Search the records for "JSON". Copy every line where it appears.

Records from a collection:
== Segment start ==

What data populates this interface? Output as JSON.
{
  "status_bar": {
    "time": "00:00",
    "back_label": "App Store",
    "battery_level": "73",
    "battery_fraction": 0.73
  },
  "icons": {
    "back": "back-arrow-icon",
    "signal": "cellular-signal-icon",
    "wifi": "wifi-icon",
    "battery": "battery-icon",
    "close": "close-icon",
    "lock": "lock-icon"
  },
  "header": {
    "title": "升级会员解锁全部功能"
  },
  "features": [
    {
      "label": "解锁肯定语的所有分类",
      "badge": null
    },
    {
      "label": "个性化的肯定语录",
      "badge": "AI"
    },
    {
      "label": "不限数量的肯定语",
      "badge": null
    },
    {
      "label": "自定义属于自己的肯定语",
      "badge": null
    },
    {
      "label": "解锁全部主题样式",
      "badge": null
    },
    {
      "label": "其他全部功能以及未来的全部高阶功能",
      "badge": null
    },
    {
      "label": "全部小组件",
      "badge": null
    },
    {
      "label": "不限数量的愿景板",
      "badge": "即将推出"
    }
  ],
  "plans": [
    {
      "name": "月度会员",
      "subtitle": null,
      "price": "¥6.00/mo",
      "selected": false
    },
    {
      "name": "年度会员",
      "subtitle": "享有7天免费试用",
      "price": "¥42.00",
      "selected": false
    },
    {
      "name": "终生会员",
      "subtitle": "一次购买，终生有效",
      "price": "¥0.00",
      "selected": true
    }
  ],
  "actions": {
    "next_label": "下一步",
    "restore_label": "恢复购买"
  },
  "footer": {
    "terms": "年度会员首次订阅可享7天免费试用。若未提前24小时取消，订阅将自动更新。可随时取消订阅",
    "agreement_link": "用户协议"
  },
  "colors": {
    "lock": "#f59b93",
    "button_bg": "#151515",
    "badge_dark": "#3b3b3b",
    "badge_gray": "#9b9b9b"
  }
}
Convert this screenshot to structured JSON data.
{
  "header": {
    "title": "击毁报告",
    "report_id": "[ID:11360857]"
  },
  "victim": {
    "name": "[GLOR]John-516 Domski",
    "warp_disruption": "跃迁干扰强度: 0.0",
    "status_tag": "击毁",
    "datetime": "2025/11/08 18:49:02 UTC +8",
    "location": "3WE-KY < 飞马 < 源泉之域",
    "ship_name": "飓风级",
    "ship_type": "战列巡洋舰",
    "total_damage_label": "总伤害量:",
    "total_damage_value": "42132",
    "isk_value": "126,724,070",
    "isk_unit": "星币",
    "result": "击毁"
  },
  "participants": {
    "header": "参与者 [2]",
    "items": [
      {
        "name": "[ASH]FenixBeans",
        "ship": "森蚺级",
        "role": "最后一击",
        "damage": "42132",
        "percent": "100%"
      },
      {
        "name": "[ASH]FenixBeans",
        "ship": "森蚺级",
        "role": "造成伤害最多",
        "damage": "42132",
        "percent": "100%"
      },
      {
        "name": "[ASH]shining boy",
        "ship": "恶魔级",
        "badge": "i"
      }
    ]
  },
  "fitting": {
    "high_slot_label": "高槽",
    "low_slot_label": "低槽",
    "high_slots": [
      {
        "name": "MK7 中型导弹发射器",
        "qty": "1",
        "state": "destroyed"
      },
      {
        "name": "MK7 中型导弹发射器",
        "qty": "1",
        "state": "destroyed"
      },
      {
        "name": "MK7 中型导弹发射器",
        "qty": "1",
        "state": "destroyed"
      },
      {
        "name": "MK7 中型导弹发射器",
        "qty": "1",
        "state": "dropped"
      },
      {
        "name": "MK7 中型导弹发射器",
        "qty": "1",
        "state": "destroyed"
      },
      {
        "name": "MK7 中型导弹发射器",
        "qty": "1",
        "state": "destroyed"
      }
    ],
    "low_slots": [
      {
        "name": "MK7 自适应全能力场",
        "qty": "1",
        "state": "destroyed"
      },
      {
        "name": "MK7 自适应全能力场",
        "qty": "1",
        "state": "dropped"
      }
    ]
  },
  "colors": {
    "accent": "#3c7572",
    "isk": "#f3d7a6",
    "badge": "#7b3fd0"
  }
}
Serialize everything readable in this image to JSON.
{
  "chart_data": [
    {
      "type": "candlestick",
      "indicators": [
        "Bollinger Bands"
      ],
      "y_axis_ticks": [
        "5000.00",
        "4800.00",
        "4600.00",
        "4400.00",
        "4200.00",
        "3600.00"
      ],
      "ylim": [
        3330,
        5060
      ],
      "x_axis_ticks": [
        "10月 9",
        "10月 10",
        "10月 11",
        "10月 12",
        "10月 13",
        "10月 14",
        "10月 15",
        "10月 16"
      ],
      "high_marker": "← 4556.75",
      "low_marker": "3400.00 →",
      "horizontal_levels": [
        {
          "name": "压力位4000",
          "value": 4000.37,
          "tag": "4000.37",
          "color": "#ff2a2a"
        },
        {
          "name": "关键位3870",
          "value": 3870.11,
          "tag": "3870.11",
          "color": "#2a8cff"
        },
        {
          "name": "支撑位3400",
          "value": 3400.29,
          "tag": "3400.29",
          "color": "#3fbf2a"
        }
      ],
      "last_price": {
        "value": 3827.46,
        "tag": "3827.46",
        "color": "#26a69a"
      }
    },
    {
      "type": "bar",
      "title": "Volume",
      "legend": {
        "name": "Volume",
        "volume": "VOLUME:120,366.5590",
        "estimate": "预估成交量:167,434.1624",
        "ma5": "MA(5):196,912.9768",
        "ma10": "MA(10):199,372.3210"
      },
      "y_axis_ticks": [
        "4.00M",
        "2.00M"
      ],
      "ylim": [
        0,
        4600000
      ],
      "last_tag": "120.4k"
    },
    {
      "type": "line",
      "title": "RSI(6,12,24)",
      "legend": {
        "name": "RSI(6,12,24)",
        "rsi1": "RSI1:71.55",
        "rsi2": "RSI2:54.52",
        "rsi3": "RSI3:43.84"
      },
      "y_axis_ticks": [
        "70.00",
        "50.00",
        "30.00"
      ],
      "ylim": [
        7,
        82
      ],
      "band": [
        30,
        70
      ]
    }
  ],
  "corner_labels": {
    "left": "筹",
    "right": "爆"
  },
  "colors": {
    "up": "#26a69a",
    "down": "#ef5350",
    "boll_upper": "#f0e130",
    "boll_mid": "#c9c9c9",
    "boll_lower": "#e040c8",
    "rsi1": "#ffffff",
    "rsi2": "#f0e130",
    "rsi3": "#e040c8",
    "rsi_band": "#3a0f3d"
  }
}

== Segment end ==

→ **ANSWER BELOW**
What data populates this interface? Output as JSON.
Convert this screenshot to structured JSON data.
Serialize everything readable in this image to JSON.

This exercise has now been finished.